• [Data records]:
-*-*-
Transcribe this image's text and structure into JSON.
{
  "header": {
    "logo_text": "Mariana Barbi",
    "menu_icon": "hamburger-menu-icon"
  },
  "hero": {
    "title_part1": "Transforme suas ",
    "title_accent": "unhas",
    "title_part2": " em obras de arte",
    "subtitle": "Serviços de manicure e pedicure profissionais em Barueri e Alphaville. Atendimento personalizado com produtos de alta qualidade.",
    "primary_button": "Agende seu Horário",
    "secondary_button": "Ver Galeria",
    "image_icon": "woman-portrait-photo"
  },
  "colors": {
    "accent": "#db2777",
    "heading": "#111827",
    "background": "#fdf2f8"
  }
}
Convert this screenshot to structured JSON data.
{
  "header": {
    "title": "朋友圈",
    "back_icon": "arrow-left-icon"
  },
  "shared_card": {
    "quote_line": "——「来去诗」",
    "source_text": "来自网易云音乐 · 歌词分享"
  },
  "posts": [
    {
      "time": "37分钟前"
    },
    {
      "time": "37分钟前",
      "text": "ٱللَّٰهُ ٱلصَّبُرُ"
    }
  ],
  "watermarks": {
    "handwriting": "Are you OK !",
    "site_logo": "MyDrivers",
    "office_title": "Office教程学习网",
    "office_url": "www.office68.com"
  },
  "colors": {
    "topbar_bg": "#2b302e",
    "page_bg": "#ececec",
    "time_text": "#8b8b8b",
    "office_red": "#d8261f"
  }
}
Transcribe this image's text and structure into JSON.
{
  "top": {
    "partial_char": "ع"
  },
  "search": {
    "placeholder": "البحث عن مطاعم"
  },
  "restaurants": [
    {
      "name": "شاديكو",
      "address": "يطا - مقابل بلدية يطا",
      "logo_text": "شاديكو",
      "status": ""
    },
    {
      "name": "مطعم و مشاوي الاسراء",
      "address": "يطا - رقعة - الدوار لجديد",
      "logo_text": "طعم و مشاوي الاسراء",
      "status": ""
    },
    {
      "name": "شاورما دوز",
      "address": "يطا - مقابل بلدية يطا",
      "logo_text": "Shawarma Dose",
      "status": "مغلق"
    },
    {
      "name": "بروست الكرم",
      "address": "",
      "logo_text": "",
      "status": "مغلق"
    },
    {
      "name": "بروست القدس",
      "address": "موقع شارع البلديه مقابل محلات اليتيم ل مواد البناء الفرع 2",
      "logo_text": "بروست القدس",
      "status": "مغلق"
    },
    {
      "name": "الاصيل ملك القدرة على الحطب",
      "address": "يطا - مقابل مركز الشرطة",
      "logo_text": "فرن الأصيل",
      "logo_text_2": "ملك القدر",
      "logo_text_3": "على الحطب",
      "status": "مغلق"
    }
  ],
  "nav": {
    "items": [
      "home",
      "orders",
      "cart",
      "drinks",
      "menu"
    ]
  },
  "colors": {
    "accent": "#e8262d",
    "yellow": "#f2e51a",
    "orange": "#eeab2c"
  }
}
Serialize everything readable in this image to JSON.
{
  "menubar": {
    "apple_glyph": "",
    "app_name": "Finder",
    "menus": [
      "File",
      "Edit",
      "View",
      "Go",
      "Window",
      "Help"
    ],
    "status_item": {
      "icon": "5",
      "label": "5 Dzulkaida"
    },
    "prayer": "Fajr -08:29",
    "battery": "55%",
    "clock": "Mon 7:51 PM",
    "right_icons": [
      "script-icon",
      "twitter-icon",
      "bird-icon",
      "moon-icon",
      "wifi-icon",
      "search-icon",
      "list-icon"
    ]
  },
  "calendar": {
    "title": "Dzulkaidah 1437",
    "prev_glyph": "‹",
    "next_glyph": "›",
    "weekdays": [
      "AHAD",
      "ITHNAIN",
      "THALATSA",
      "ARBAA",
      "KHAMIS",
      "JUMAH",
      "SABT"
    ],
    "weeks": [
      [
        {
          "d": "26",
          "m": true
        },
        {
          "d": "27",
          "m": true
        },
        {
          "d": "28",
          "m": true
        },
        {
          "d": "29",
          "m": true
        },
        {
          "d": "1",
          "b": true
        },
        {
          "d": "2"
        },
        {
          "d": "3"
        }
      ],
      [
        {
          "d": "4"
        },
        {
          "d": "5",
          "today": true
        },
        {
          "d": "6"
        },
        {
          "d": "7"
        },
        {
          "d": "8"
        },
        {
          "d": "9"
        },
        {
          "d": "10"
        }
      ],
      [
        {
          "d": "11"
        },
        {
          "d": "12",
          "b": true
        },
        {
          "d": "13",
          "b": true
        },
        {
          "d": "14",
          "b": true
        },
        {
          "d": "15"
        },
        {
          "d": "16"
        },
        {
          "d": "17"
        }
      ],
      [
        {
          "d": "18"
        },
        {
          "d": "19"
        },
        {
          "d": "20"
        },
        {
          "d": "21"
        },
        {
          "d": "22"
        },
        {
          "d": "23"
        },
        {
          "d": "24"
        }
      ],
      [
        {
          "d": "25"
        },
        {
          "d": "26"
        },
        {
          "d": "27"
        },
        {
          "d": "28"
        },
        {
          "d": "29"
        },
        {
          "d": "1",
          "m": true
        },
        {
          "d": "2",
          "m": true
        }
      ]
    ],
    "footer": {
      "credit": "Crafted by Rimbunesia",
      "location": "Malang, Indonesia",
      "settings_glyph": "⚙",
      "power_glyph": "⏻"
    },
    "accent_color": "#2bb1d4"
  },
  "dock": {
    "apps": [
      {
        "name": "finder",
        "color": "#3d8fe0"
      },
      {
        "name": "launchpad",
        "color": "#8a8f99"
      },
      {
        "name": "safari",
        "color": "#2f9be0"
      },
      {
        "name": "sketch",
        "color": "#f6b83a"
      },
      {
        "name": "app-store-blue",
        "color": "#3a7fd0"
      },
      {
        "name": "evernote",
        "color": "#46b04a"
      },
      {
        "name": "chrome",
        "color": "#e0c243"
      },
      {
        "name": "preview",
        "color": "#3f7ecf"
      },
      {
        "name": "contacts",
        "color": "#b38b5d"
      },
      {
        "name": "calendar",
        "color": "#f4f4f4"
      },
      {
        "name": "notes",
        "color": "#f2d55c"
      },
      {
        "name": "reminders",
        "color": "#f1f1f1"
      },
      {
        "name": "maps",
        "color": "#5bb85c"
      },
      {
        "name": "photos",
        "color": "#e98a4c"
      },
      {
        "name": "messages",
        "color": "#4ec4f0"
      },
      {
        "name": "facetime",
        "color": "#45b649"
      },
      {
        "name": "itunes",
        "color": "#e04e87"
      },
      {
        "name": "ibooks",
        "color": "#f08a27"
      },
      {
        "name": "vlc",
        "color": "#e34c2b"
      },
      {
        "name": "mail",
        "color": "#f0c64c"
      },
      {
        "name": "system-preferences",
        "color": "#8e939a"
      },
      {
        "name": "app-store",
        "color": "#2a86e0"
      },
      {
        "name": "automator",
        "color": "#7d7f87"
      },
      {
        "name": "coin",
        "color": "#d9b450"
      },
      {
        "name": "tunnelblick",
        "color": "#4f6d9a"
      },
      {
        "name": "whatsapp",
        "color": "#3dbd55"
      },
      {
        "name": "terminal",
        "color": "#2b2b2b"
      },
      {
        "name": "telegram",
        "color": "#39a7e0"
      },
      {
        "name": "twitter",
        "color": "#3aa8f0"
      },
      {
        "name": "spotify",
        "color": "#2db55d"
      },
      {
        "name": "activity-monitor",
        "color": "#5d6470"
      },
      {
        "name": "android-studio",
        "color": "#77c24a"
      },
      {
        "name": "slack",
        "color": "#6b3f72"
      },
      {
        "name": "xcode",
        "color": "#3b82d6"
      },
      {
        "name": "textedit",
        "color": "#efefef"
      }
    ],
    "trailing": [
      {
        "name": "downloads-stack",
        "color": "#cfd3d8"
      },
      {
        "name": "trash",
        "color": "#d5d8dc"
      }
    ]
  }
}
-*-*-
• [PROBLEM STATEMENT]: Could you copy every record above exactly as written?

• [WRITTEN REPLY]:
Transcribe this image's text and structure into JSON.
{
  "header": {
    "logo_text": "Mariana Barbi",
    "menu_icon": "hamburger-menu-icon"
  },
  "hero": {
    "title_part1": "Transforme suas ",
    "title_accent": "unhas",
    "title_part2": " em obras de arte",
    "subtitle": "Serviços de manicure e pedicure profissionais em Barueri e Alphaville. Atendimento personalizado com produtos de alta qualidade.",
    "primary_button": "Agende seu Horário",
    "secondary_button": "Ver Galeria",
    "image_icon": "woman-portrait-photo"
  },
  "colors": {
    "accent": "#db2777",
    "heading": "#111827",
    "background": "#fdf2f8"
  }
}
Convert this screenshot to structured JSON data.
{
  "header": {
    "title": "朋友圈",
    "back_icon": "arrow-left-icon"
  },
  "shared_card": {
    "quote_line": "——「来去诗」",
    "source_text": "来自网易云音乐 · 歌词分享"
  },
  "posts": [
    {
      "time": "37分钟前"
    },
    {
      "time": "37分钟前",
      "text": "ٱللَّٰهُ ٱلصَّبُرُ"
    }
  ],
  "watermarks": {
    "handwriting": "Are you OK !",
    "site_logo": "MyDrivers",
    "office_title": "Office教程学习网",
    "office_url": "www.office68.com"
  },
  "colors": {
    "topbar_bg": "#2b302e",
    "page_bg": "#ececec",
    "time_text": "#8b8b8b",
    "office_red": "#d8261f"
  }
}
Transcribe this image's text and structure into JSON.
{
  "top": {
    "partial_char": "ع"
  },
  "search": {
    "placeholder": "البحث عن مطاعم"
  },
  "restaurants": [
    {
      "name": "شاديكو",
      "address": "يطا - مقابل بلدية يطا",
      "logo_text": "شاديكو",
      "status": ""
    },
    {
      "name": "مطعم و مشاوي الاسراء",
      "address": "يطا - رقعة - الدوار لجديد",
      "logo_text": "طعم و مشاوي الاسراء",
      "status": ""
    },
    {
      "name": "شاورما دوز",
      "address": "يطا - مقابل بلدية يطا",
      "logo_text": "Shawarma Dose",
      "status": "مغلق"
    },
    {
      "name": "بروست الكرم",
      "address": "",
      "logo_text": "",
      "status": "مغلق"
    },
    {
      "name": "بروست القدس",
      "address": "موقع شارع البلديه مقابل محلات اليتيم ل مواد البناء الفرع 2",
      "logo_text": "بروست القدس",
      "status": "مغلق"
    },
    {
      "name": "الاصيل ملك القدرة على الحطب",
      "address": "يطا - مقابل مركز الشرطة",
      "logo_text": "فرن الأصيل",
      "logo_text_2": "ملك القدر",
      "logo_text_3": "على الحطب",
      "status": "مغلق"
    }
  ],
  "nav": {
    "items": [
      "home",
      "orders",
      "cart",
      "drinks",
      "menu"
    ]
  },
  "colors": {
    "accent": "#e8262d",
    "yellow": "#f2e51a",
    "orange": "#eeab2c"
  }
}
Serialize everything readable in this image to JSON.
{
  "menubar": {
    "apple_glyph": "",
    "app_name": "Finder",
    "menus": [
      "File",
      "Edit",
      "View",
      "Go",
      "Window",
      "Help"
    ],
    "status_item": {
      "icon": "5",
      "label": "5 Dzulkaida"
    },
    "prayer": "Fajr -08:29",
    "battery": "55%",
    "clock": "Mon 7:51 PM",
    "right_icons": [
      "script-icon",
      "twitter-icon",
      "bird-icon",
      "moon-icon",
      "wifi-icon",
      "search-icon",
      "list-icon"
    ]
  },
  "calendar": {
    "title": "Dzulkaidah 1437",
    "prev_glyph": "‹",
    "next_glyph": "›",
    "weekdays": [
      "AHAD",
      "ITHNAIN",
      "THALATSA",
      "ARBAA",
      "KHAMIS",
      "JUMAH",
      "SABT"
    ],
    "weeks": [
      [
        {
          "d": "26",
          "m": true
        },
        {
          "d": "27",
          "m": true
        },
        {
          "d": "28",
          "m": true
        },
        {
          "d": "29",
          "m": true
        },
        {
          "d": "1",
          "b": true
        },
        {
          "d": "2"
        },
        {
          "d": "3"
        }
      ],
      [
        {
          "d": "4"
        },
        {
          "d": "5",
          "today": true
        },
        {
          "d": "6"
        },
        {
          "d": "7"
        },
        {
          "d": "8"
        },
        {
          "d": "9"
        },
        {
          "d": "10"
        }
      ],
      [
        {
          "d": "11"
        },
        {
          "d": "12",
          "b": true
        },
        {
          "d": "13",
          "b": true
        },
        {
          "d": "14",
          "b": true
        },
        {
          "d": "15"
        },
        {
          "d": "16"
        },
        {
          "d": "17"
        }
      ],
      [
        {
          "d": "18"
        },
        {
          "d": "19"
        },
        {
          "d": "20"
        },
        {
          "d": "21"
        },
        {
          "d": "22"
        },
        {
          "d": "23"
        },
        {
          "d": "24"
        }
      ],
      [
        {
          "d": "25"
        },
        {
          "d": "26"
        },
        {
          "d": "27"
        },
        {
          "d": "28"
        },
        {
          "d": "29"
        },
        {
          "d": "1",
          "m": true
        },
        {
          "d": "2",
          "m": true
        }
      ]
    ],
    "footer": {
      "credit": "Crafted by Rimbunesia",
      "location": "Malang, Indonesia",
      "settings_glyph": "⚙",
      "power_glyph": "⏻"
    },
    "accent_color": "#2bb1d4"
  },
  "dock": {
    "apps": [
      {
        "name": "finder",
        "color": "#3d8fe0"
      },
      {
        "name": "launchpad",
        "color": "#8a8f99"
      },
      {
        "name": "safari",
        "color": "#2f9be0"
      },
      {
        "name": "sketch",
        "color": "#f6b83a"
      },
      {
        "name": "app-store-blue",
        "color": "#3a7fd0"
      },
      {
        "name": "evernote",
        "color": "#46b04a"
      },
      {
        "name": "chrome",
        "color": "#e0c243"
      },
      {
        "name": "preview",
        "color": "#3f7ecf"
      },
      {
        "name": "contacts",
        "color": "#b38b5d"
      },
      {
        "name": "calendar",
        "color": "#f4f4f4"
      },
      {
        "name": "notes",
        "color": "#f2d55c"
      },
      {
        "name": "reminders",
        "color": "#f1f1f1"
      },
      {
        "name": "maps",
        "color": "#5bb85c"
      },
      {
        "name": "photos",
        "color": "#e98a4c"
      },
      {
        "name": "messages",
        "color": "#4ec4f0"
      },
      {
        "name": "facetime",
        "color": "#45b649"
      },
      {
        "name": "itunes",
        "color": "#e04e87"
      },
      {
        "name": "ibooks",
        "color": "#f08a27"
      },
      {
        "name": "vlc",
        "color": "#e34c2b"
      },
      {
        "name": "mail",
        "color": "#f0c64c"
      },
      {
        "name": "system-preferences",
        "color": "#8e939a"
      },
      {
        "name": "app-store",
        "color": "#2a86e0"
      },
      {
        "name": "automator",
        "color": "#7d7f87"
      },
      {
        "name": "coin",
        "color": "#d9b450"
      },
      {
        "name": "tunnelblick",
        "color": "#4f6d9a"
      },
      {
        "name": "whatsapp",
        "color": "#3dbd55"
      },
      {
        "name": "terminal",
        "color": "#2b2b2b"
      },
      {
        "name": "telegram",
        "color": "#39a7e0"
      },
      {
        "name": "twitter",
        "color": "#3aa8f0"
      },
      {
        "name": "spotify",
        "color": "#2db55d"
      },
      {
        "name": "activity-monitor",
        "color": "#5d6470"
      },
      {
        "name": "android-studio",
        "color": "#77c24a"
      },
      {
        "name": "slack",
        "color": "#6b3f72"
      },
      {
        "name": "xcode",
        "color": "#3b82d6"
      },
      {
        "name": "textedit",
        "color": "#efefef"
      }
    ],
    "trailing": [
      {
        "name": "downloads-stack",
        "color": "#cfd3d8"
      },
      {
        "name": "trash",
        "color": "#d5d8dc"
      }
    ]
  }
}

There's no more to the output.